• [WHAT YOU WILL DO]: Lines from the entries below that hold "name" form the answer; copy all of them.

Top of EXERCISE DATA

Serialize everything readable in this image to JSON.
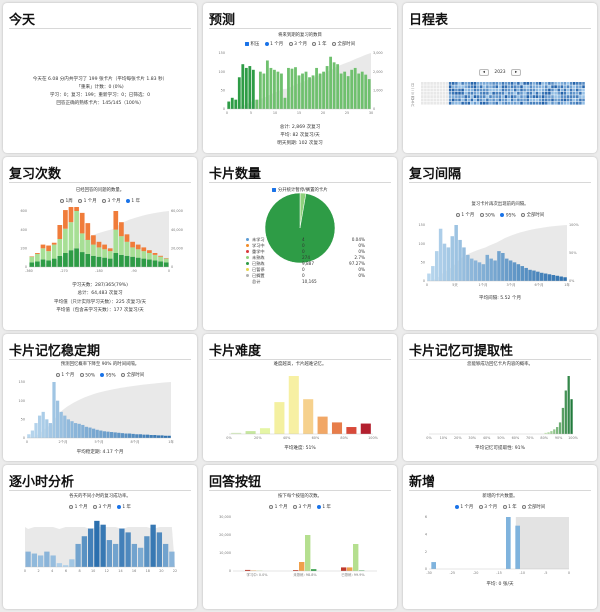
{
  "colors": {
    "accent": "#1a73e8",
    "forecast_young": "#8bd07f",
    "forecast_mature": "#2e9c46",
    "reviews_learn": "#f07c3a",
    "reviews_young": "#a7df95",
    "reviews_mature": "#2e9c46",
    "blue_light": "#b9d7ee",
    "blue_dark": "#2b6fae",
    "area_fill": "#e3e3e3"
  },
  "today": {
    "title": "今天",
    "line1": "今天在 6.08 分内共学习了 199 张卡片（平均每张卡片 1.83 秒）",
    "line2": "「重来」计数：0 (0%)",
    "line3": "学习：0；复习：199；重新学习：0；已筛选：0",
    "line4": "回答正确的熟练卡片：145/145（100%）"
  },
  "forecast": {
    "title": "预测",
    "caption": "将来到期的复习的数目",
    "options": [
      "积压",
      "1 个月",
      "3 个月",
      "1 年",
      "全部时间"
    ],
    "total": "总计: 2,869 次复习",
    "average": "平均: 82 次复习/天",
    "tomorrow": "明天到期: 102 次复习",
    "y_ticks": [
      "150",
      "100",
      "50",
      "0"
    ],
    "r_ticks": [
      "3,000",
      "2,000",
      "1,000",
      "0"
    ],
    "x_ticks": [
      "0",
      "5",
      "10",
      "15",
      "20",
      "25",
      "30"
    ]
  },
  "calendar": {
    "title": "日程表",
    "year": "2023",
    "prev": "◂",
    "next": "▸",
    "weekdays": [
      "日",
      "一",
      "二",
      "三",
      "四",
      "五",
      "六"
    ]
  },
  "review_count": {
    "title": "复习次数",
    "caption": "已经回答的问题的数量。",
    "options": [
      "1周",
      "1 个月",
      "3 个月",
      "1 年"
    ],
    "days_studied": "学习天数：287/365(79%)",
    "total": "总计：64,483 次复习",
    "avg_studied": "平均值（只计实际学习天数）：225 次复习/天",
    "avg_all": "平均值（包含未学习天数）：177 次复习/天",
    "x_ticks": [
      "-360",
      "-330",
      "-300",
      "-270",
      "-240",
      "-210",
      "-180",
      "-150",
      "-120",
      "-90",
      "-60",
      "-30",
      "0"
    ],
    "y_ticks": [
      "600",
      "400",
      "200",
      "0"
    ],
    "r_ticks": [
      "60,000",
      "40,000",
      "20,000",
      "0"
    ]
  },
  "card_count": {
    "title": "卡片数量",
    "checkbox": "分开统计暂停/搁置的卡片",
    "legend": [
      {
        "label": "未学习",
        "count": "4",
        "pct": "0.04%",
        "color": "#5b9bd5"
      },
      {
        "label": "学习中",
        "count": "0",
        "pct": "0%",
        "color": "#f28c28"
      },
      {
        "label": "重学中",
        "count": "0",
        "pct": "0%",
        "color": "#d9383a"
      },
      {
        "label": "未熟练",
        "count": "274",
        "pct": "2.7%",
        "color": "#8fd17c"
      },
      {
        "label": "已熟练",
        "count": "9,887",
        "pct": "97.27%",
        "color": "#2e9c46"
      },
      {
        "label": "已暂停",
        "count": "0",
        "pct": "0%",
        "color": "#e8d44d"
      },
      {
        "label": "已搁置",
        "count": "0",
        "pct": "0%",
        "color": "#b0b0b0"
      }
    ],
    "total_label": "总计",
    "total_value": "10,165"
  },
  "interval": {
    "title": "复习间隔",
    "caption": "复习卡片再次出现前的间隔。",
    "options": [
      "1 个月",
      "50%",
      "95%",
      "全部时间"
    ],
    "average": "平均间隔: 5.52 个月",
    "x_ticks": [
      "0",
      "5天",
      "1个月",
      "3个月",
      "6个月",
      "1年"
    ],
    "y_ticks": [
      "150",
      "100",
      "50",
      "0"
    ],
    "r_ticks": [
      "100%",
      "50%",
      "0%"
    ]
  },
  "stability": {
    "title": "卡片记忆稳定期",
    "caption": "预测回忆概率下降至 90% 的时间间隔。",
    "options": [
      "1 个月",
      "50%",
      "95%",
      "全部时间"
    ],
    "average": "平均稳定期: 4.17 个月",
    "x_ticks": [
      "0",
      "2个月",
      "5个月",
      "8个月",
      "1年"
    ],
    "y_ticks": [
      "150",
      "100",
      "50",
      "0"
    ]
  },
  "difficulty": {
    "title": "卡片难度",
    "caption": "难度越高，卡片越难记忆。",
    "average": "平均难度: 51%",
    "x_ticks": [
      "0%",
      "20%",
      "40%",
      "60%",
      "80%",
      "100%"
    ]
  },
  "retrievability": {
    "title": "卡片记忆可提取性",
    "caption": "您能够成功回忆卡片内容的概率。",
    "average": "平均记忆可提取性: 91%",
    "x_ticks": [
      "0%",
      "10%",
      "20%",
      "30%",
      "40%",
      "50%",
      "60%",
      "70%",
      "80%",
      "90%",
      "100%"
    ]
  },
  "hourly": {
    "title": "逐小时分析",
    "caption": "各天的不同小时的复习成功率。",
    "options": [
      "1 个月",
      "3 个月",
      "1 年"
    ],
    "x_ticks": [
      "0",
      "1",
      "2",
      "3",
      "4",
      "5",
      "6",
      "7",
      "8",
      "9",
      "10",
      "11",
      "12",
      "13",
      "14",
      "15",
      "16",
      "17",
      "18",
      "19",
      "20",
      "21",
      "22",
      "23"
    ]
  },
  "buttons": {
    "title": "回答按钮",
    "caption": "按下每个按钮的次数。",
    "options": [
      "1 个月",
      "3 个月",
      "1 年"
    ],
    "groups": [
      "学习中: 0.0%",
      "未熟练: 98.8%",
      "已熟练: 99.9%"
    ],
    "y_ticks": [
      "30,000",
      "20,000",
      "10,000",
      "0"
    ]
  },
  "added": {
    "title": "新增",
    "caption": "新增的卡片数量。",
    "options": [
      "1 个月",
      "3 个月",
      "1 年",
      "全部时间"
    ],
    "average": "平均: 0 张/天",
    "x_ticks": [
      "-30",
      "-25",
      "-20",
      "-15",
      "-10",
      "-5",
      "0"
    ],
    "y_ticks": [
      "6",
      "4",
      "2",
      "0"
    ]
  },
  "chart_data": [
    {
      "id": "forecast",
      "type": "bar",
      "x": [
        0,
        1,
        2,
        3,
        4,
        5,
        6,
        7,
        8,
        9,
        10,
        11,
        12,
        13,
        14,
        15,
        16,
        17,
        18,
        19,
        20,
        21,
        22,
        23,
        24,
        25,
        26,
        27,
        28,
        29,
        30,
        31,
        32,
        33,
        34,
        35,
        36,
        37,
        38,
        39,
        40
      ],
      "series": [
        {
          "values": [
            20,
            30,
            25,
            85,
            120,
            110,
            115,
            105,
            25,
            100,
            95,
            130,
            110,
            105,
            100,
            95,
            30,
            110,
            108,
            112,
            90,
            95,
            100,
            85,
            90,
            110,
            95,
            100,
            115,
            140,
            125,
            120,
            95,
            100,
            88,
            105,
            110,
            95,
            100,
            92,
            80
          ]
        }
      ],
      "ylim": [
        0,
        150
      ]
    },
    {
      "id": "review_count",
      "type": "area",
      "series": [
        {
          "name": "学习",
          "values": [
            5,
            10,
            40,
            60,
            20,
            150,
            200,
            250,
            150,
            220,
            180,
            100,
            60,
            50,
            30,
            200,
            150,
            80,
            60,
            50,
            40,
            30,
            20,
            10,
            5
          ]
        },
        {
          "name": "未熟练",
          "values": [
            60,
            80,
            120,
            100,
            150,
            180,
            260,
            300,
            400,
            200,
            150,
            120,
            100,
            90,
            80,
            250,
            200,
            150,
            100,
            90,
            80,
            70,
            60,
            50,
            40
          ]
        },
        {
          "name": "已熟练",
          "values": [
            50,
            60,
            80,
            70,
            90,
            120,
            150,
            180,
            200,
            160,
            140,
            120,
            110,
            100,
            90,
            150,
            130,
            120,
            110,
            100,
            90,
            80,
            70,
            60,
            50
          ]
        }
      ],
      "ylim": [
        0,
        600
      ]
    },
    {
      "id": "card_count",
      "type": "pie",
      "categories": [
        "未学习",
        "学习中",
        "重学中",
        "未熟练",
        "已熟练",
        "已暂停",
        "已搁置"
      ],
      "values": [
        4,
        0,
        0,
        274,
        9887,
        0,
        0
      ]
    },
    {
      "id": "interval",
      "type": "bar",
      "values": [
        20,
        40,
        80,
        140,
        100,
        90,
        120,
        150,
        110,
        90,
        70,
        60,
        55,
        50,
        45,
        70,
        60,
        55,
        80,
        75,
        60,
        55,
        50,
        45,
        40,
        35,
        30,
        28,
        25,
        22,
        20,
        18,
        16,
        14,
        12,
        10
      ],
      "ylim": [
        0,
        150
      ]
    },
    {
      "id": "stability",
      "type": "bar",
      "values": [
        10,
        20,
        40,
        60,
        70,
        50,
        40,
        150,
        100,
        70,
        60,
        50,
        45,
        40,
        38,
        35,
        30,
        28,
        25,
        22,
        20,
        18,
        17,
        16,
        15,
        14,
        13,
        12,
        12,
        11,
        10,
        10,
        9,
        9,
        8,
        8,
        7,
        7,
        6,
        6
      ],
      "ylim": [
        0,
        150
      ]
    },
    {
      "id": "difficulty",
      "type": "bar",
      "categories": [
        "0%",
        "10%",
        "20%",
        "30%",
        "40%",
        "50%",
        "60%",
        "70%",
        "80%",
        "90%"
      ],
      "values": [
        2,
        5,
        10,
        55,
        100,
        60,
        30,
        20,
        12,
        18
      ]
    },
    {
      "id": "retrievability",
      "type": "bar",
      "categories": [
        "80%",
        "82%",
        "84%",
        "86%",
        "88%",
        "90%",
        "92%",
        "94%",
        "96%",
        "98%"
      ],
      "values": [
        2,
        3,
        5,
        8,
        12,
        20,
        45,
        75,
        100,
        60
      ]
    },
    {
      "id": "hourly",
      "type": "bar",
      "categories": [
        "0",
        "1",
        "2",
        "3",
        "4",
        "5",
        "6",
        "7",
        "8",
        "9",
        "10",
        "11",
        "12",
        "13",
        "14",
        "15",
        "16",
        "17",
        "18",
        "19",
        "20",
        "21",
        "22",
        "23"
      ],
      "values": [
        40,
        35,
        30,
        40,
        30,
        10,
        5,
        20,
        60,
        80,
        100,
        120,
        110,
        70,
        60,
        100,
        90,
        60,
        50,
        80,
        110,
        90,
        60,
        40
      ]
    },
    {
      "id": "buttons",
      "type": "bar",
      "categories": [
        "学习中",
        "未熟练",
        "已熟练"
      ],
      "series": [
        {
          "name": "重来",
          "values": [
            0.6,
            0.5,
            2.0
          ]
        },
        {
          "name": "困难",
          "values": [
            0.3,
            5.0,
            2.0
          ]
        },
        {
          "name": "良好",
          "values": [
            0.2,
            20.0,
            15.0
          ]
        },
        {
          "name": "简单",
          "values": [
            0,
            1.0,
            0.3
          ]
        }
      ],
      "ylim": [
        0,
        30000
      ]
    },
    {
      "id": "added",
      "type": "bar",
      "x": [
        -30,
        -25,
        -20,
        -15,
        -10,
        -5,
        0
      ],
      "values": [
        0,
        0,
        0,
        1,
        0,
        0,
        0
      ],
      "ylim": [
        0,
        6
      ]
    }
  ]
}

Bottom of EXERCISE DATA

• [WRITTEN SOLUTION]:
          "name": "学习",
          "name": "未熟练",
          "name": "已熟练",
          "name": "重来",
          "name": "困难",
          "name": "良好",
          "name": "简单",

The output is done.